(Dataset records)
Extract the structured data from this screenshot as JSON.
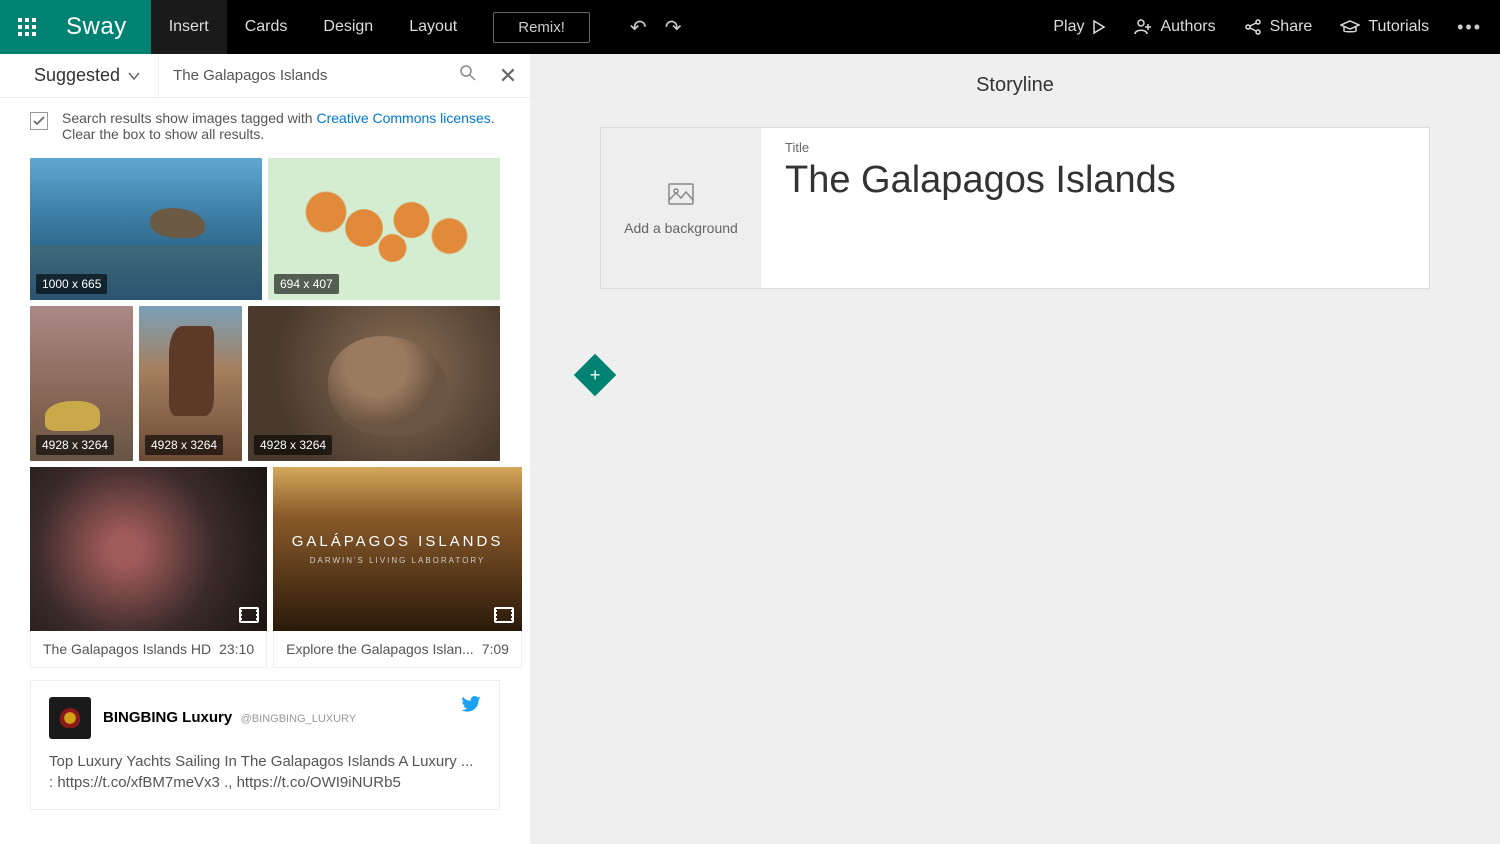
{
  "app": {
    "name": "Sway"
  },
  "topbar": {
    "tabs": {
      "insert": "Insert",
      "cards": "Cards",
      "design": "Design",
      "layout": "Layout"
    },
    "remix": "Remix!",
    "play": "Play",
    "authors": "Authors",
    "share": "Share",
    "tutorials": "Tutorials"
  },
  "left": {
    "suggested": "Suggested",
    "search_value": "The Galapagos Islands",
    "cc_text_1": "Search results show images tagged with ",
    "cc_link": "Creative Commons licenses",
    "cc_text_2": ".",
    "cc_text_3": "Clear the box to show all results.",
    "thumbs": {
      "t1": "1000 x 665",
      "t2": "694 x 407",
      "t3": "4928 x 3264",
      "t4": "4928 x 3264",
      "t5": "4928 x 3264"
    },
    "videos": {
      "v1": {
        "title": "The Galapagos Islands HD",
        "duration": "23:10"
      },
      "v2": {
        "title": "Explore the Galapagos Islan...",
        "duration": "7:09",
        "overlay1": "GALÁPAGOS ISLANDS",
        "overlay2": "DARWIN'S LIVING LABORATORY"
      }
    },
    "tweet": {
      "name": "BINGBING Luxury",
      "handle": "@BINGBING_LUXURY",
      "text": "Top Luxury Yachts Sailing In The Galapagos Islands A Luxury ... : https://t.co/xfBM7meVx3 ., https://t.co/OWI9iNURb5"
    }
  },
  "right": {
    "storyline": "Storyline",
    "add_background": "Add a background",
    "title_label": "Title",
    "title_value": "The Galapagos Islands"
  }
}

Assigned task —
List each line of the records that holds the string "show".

Answer box —
    "cc_text_1": "Search results show images tagged with ",
    "cc_text_3": "Clear the box to show all results.",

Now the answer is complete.